Old French was the Romance dialect continuum spoken in territories corresponding roughly to the northern half of modern France and parts of Belgium and Switzerland from around 1000 to 1300. This extinct language was known at the time as the langue d'oïl to distinguish it from the langue d'oc (also then called Provençal) which bordered these areas to the south.
Old French verb is classified in weak and strong verbs.
Weak verbs form two groups, one with verb infinitives ending in -er and another in -ir/-re.
Strong verbs form three groups; the grouping is based on the perfect ending in Latin language (-i, -si, and -ui).
|Sg.1||sui||ere, iere, estoie||fui||ier, serai, estrai|
|Sg.2||ies, es||eres, ieres, estoies||fus||seras, estras|
|Sg.3||est||ere, iere, estoit||fu, fut||iert, sera, estra|
|Pl.1||som, somes||eriems, estions||fumes||iermes, serons, estrons|
|Pl.2||iestes, estes||estiez||fustes||serez, estrez|
|Pl.3||sont||erent, ierent, estoient||furent||seront|
- Jensen, Frede.
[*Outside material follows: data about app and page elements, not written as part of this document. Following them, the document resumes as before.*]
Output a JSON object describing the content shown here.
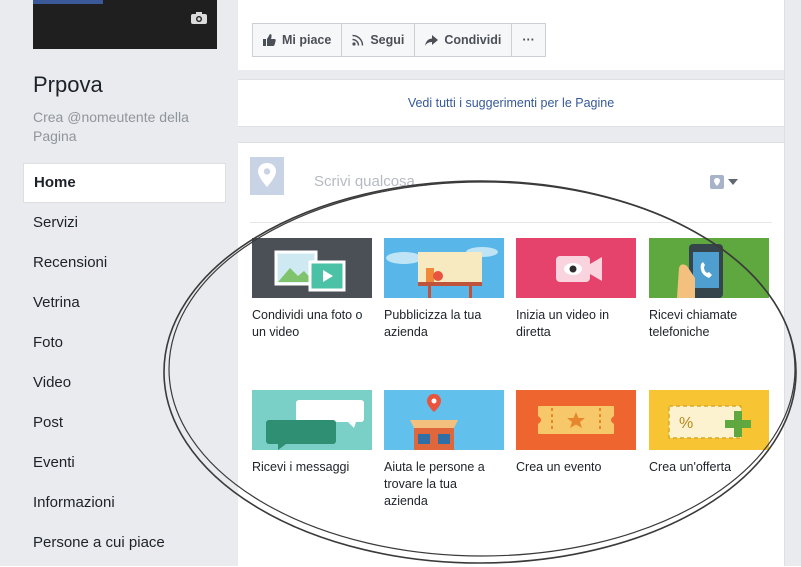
{
  "page": {
    "name": "Prpova",
    "username_prompt": "Crea @nomeutente della Pagina"
  },
  "nav": [
    {
      "label": "Home",
      "active": true
    },
    {
      "label": "Servizi"
    },
    {
      "label": "Recensioni"
    },
    {
      "label": "Vetrina"
    },
    {
      "label": "Foto"
    },
    {
      "label": "Video"
    },
    {
      "label": "Post"
    },
    {
      "label": "Eventi"
    },
    {
      "label": "Informazioni"
    },
    {
      "label": "Persone a cui piace"
    }
  ],
  "actions": {
    "like": "Mi piace",
    "follow": "Segui",
    "share": "Condividi",
    "more": "···"
  },
  "suggestions_link": "Vedi tutti i suggerimenti per le Pagine",
  "composer": {
    "placeholder": "Scrivi qualcosa..."
  },
  "tiles": [
    {
      "label": "Condividi una foto o un video",
      "bg": "#4b4f56"
    },
    {
      "label": "Pubblicizza la tua azienda",
      "bg": "#58b6e8"
    },
    {
      "label": "Inizia un video in diretta",
      "bg": "#e5436b"
    },
    {
      "label": "Ricevi chiamate telefoniche",
      "bg": "#5fa83f"
    },
    {
      "label": "Ricevi i messaggi",
      "bg": "#7ad0c7"
    },
    {
      "label": "Aiuta le persone a trovare la tua azienda",
      "bg": "#61c0ec"
    },
    {
      "label": "Crea un evento",
      "bg": "#ef6530"
    },
    {
      "label": "Crea un'offerta",
      "bg": "#f7c434"
    }
  ],
  "colors": {
    "link": "#365899",
    "background": "#e9ebee",
    "annotation": "#3a3a3a"
  }
}
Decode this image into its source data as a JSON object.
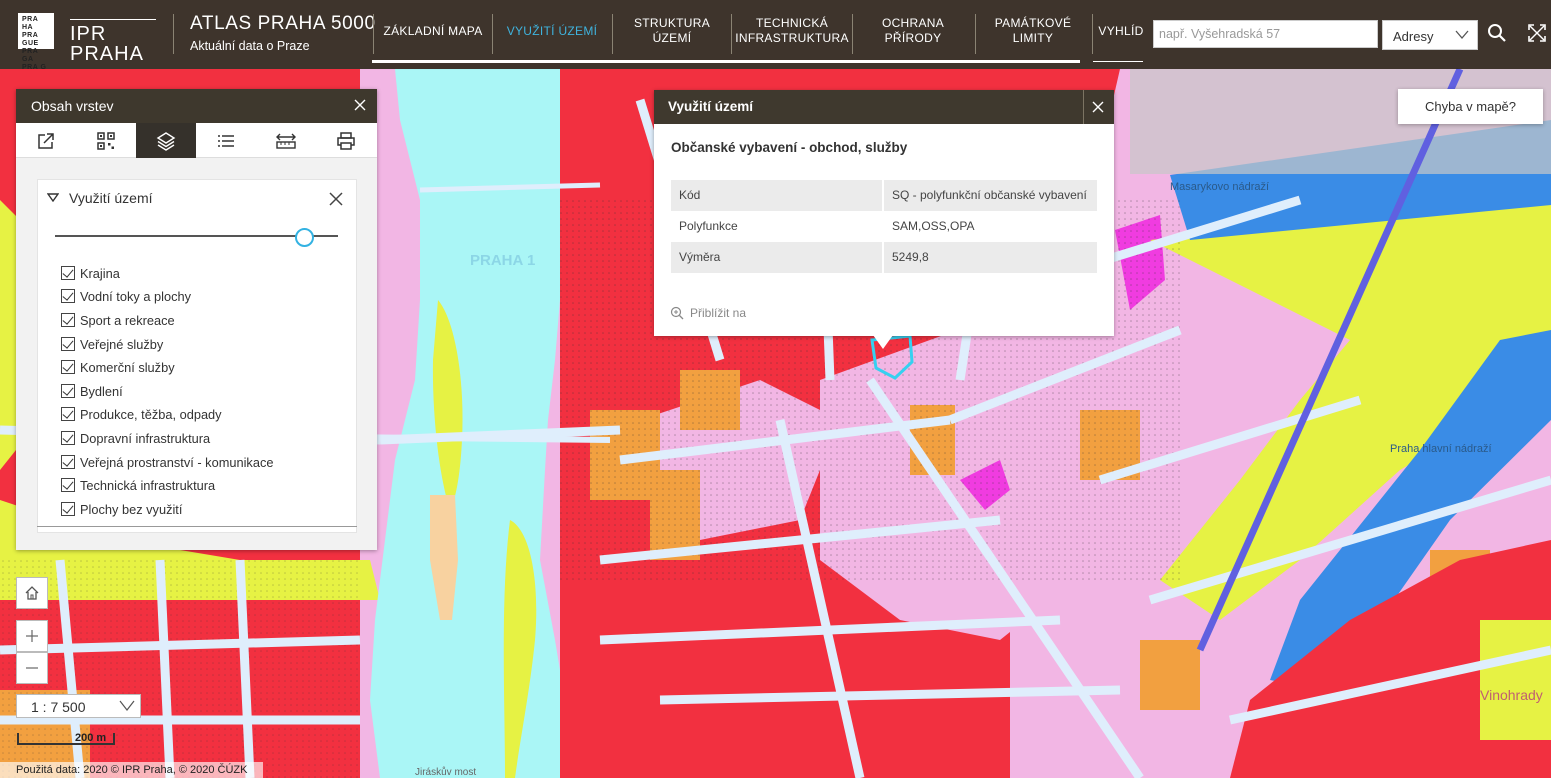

Old French and Comparative Gallo-Romance Syntax. Tübingen. 1990.